The disadvantage of inflation that remains high for a prolonged period of time is that consumers in the economy expect that inflation will continue to remain high even in the future. The demand for higher wages and the propensity of companies or service providers to increase that cost of their services is also high as they expect that future inflation will cut into their profitability and as such most try to pre empt the same and increase prices. This is visible in India today as a prolonged period of high inflation has led to a situation where the expectations for high inflation in the future are very high. There are various factors which have led to prolonged period of high inflation in India the primary among them is long period of Fiscal Profligacy especially in non productive revenue expenditure combined with a lack of productivity improvements in large segments of the economy. The rapid and continuous increase in Agricultural Minimum Support prices over the last 5 years has also contributed to higher Consumer Prices as CPI has a 50% weightage of food. The continuous weakness of the Indian Rupee has also contributed to higher imported inflation. It is obviously debatable whether the debasement of the value of the INR is due to higher inflation differentials or INR fall has led to higher inflation.
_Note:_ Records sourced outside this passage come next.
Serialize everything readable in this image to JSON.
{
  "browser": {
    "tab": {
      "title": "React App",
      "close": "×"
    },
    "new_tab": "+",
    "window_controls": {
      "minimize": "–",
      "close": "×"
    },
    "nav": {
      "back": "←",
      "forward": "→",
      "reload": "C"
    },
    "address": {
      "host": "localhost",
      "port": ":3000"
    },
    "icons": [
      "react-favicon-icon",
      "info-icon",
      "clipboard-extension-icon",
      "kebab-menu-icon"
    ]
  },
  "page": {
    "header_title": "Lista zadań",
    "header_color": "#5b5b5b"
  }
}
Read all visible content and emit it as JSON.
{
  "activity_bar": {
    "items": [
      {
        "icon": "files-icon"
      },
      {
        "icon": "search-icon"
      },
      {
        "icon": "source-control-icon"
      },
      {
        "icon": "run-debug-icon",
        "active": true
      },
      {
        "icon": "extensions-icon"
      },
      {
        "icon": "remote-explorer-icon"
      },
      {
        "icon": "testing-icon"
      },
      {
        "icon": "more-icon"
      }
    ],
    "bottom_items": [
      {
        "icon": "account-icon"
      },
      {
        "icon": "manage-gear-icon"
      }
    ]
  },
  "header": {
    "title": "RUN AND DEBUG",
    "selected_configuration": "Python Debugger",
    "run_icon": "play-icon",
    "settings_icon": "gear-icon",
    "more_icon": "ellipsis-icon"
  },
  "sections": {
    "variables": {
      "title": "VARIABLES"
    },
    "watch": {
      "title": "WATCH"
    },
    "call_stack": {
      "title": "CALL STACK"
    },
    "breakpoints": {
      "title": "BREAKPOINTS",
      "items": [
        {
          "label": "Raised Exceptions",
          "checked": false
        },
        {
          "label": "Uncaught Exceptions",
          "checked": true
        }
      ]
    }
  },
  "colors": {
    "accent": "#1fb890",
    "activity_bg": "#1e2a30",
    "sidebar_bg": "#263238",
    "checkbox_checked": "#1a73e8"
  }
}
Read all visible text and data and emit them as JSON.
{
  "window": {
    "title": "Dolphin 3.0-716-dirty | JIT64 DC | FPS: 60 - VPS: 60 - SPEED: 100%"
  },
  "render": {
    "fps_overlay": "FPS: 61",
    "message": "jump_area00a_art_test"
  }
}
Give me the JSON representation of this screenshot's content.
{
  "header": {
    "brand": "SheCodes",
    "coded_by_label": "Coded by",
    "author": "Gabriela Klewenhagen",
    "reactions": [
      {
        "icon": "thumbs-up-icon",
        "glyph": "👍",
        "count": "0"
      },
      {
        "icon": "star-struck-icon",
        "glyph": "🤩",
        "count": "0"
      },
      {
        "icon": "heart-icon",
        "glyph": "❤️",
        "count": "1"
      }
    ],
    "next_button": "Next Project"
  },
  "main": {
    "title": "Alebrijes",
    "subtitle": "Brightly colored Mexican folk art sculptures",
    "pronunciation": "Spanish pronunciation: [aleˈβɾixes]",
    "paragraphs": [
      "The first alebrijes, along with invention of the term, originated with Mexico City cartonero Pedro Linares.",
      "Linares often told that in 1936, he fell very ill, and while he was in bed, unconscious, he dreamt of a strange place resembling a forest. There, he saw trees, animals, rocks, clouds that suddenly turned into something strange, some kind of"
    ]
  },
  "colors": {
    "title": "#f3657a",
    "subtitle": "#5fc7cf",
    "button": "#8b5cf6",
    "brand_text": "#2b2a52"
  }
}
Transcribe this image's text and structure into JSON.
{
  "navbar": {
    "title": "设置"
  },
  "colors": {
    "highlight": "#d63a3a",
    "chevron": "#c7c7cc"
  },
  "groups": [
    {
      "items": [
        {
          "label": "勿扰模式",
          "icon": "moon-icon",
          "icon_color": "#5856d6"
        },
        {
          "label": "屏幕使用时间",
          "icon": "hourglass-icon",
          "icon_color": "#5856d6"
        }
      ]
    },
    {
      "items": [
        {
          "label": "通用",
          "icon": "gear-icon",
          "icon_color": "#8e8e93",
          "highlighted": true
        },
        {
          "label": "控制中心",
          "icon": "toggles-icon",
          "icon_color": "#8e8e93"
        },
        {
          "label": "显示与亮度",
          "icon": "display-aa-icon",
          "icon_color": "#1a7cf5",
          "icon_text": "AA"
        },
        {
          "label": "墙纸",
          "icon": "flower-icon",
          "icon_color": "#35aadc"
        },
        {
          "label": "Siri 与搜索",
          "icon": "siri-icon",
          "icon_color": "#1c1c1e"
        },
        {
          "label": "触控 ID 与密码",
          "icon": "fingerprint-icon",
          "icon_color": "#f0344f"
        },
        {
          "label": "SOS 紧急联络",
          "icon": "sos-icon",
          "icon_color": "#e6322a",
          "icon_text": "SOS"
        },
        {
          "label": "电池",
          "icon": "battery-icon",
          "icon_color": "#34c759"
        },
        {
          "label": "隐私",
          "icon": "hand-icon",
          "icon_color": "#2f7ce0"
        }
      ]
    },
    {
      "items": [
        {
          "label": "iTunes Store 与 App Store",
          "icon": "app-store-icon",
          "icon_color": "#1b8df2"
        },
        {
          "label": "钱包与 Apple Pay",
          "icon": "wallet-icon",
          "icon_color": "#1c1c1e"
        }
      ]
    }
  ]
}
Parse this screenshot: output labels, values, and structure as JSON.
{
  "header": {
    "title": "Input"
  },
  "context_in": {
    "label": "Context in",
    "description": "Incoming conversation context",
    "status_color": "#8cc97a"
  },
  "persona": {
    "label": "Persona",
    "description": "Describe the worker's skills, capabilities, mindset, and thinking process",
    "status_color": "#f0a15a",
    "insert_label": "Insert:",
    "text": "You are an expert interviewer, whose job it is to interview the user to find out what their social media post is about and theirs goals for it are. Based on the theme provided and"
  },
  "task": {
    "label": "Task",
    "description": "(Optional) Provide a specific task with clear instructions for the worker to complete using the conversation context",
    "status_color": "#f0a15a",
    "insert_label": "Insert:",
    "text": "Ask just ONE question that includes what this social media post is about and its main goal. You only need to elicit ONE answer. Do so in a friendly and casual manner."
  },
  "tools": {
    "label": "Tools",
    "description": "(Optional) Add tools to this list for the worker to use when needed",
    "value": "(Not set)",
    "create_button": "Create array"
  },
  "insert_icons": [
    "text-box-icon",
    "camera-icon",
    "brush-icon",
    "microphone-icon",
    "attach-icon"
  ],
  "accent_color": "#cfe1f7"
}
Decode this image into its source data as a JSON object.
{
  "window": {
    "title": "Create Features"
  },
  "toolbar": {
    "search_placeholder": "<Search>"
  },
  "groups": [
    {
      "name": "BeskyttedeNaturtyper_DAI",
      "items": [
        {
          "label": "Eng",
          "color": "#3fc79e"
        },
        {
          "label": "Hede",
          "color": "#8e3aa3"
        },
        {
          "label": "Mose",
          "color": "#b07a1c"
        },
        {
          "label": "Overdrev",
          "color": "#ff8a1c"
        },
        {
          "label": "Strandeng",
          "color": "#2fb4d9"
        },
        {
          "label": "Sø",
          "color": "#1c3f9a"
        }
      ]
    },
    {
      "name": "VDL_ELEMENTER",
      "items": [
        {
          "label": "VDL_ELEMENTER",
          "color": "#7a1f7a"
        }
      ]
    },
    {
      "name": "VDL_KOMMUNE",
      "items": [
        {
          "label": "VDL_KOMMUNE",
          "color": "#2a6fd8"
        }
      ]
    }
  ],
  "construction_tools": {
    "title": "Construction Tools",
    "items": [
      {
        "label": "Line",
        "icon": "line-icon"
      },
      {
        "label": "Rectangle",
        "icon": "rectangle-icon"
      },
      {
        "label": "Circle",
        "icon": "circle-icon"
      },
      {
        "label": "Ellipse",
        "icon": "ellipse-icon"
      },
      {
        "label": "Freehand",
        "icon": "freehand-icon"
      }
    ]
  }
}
There is now an opportunity for Raghuram Rajans gambit to playout. However this will not be possible without the support of the new Central Government. Continued Fiscal Profligacy combined with an increasing propensity to postpone reforms will lead to a slow progress in inflation control. One factor that has also contributed to higher headline inflation has been an adjustment of regulated prices especially in the power and fuel sectors. These adjustments are now on the verge of getting over to a great degree. One big area of adjustment left will be of fertilizer subsidies which the next government will need to take on board.

Rajan's resolve has been taken well by the markets and we have seen the debasement in the value of the Indian rupee stop and reverse. The general belief that the strategy to control inflation is a long drawn and consistent one unlike half baked measures of the previous RBI governors has already started playing out on inflation expectations.

If we are to assume that the average CPI of 2013-14 of around 10% will actually fall to 6% over the next two years then this will also mean that the 10 year bond yields will also fall from the current 9% to below 7%. If this is also combined with an improving economy and an improved Fiscal Position the rally in bond prices can be even sharper. If a zero coupon 10 year bond that yields 9% today yields 7% after two years and has a residual life of 8 years then for investors who invest today it will provide a capital appreciation of 38% over a 2 year period. If yields fall to 6% then returns will be a whopping 48%. Essentially a monetary policy that is assumed to be tight and bad for bonds today is actually very good for long term bond investors if the aim of the policy is achieved.

There will be people who will argue that as US bond yields move up with the end of Taper and easy money policies and a revival of the US economy it is unlikely that bonds will rally in India. This is an extremely fallacious argument. Over the last 15 years the difference in bond yields between Indian 10 yr and US 10 yr has been as low as 1% and as high as 7%. The current differential is in 6.25%. There is no reason to believe that it will not compress. Also given that the Indian government is largely financed by domestic investor's domestic macroeconomics is much more important from the standpoint of Indian yields.

In conclusion, the possibility of a stable growth oriented government combined with a credible central bank is actually very bullish for bond investors. The possibility that both bond and equity investors will make lot of money over the next two years will in that case be quite high.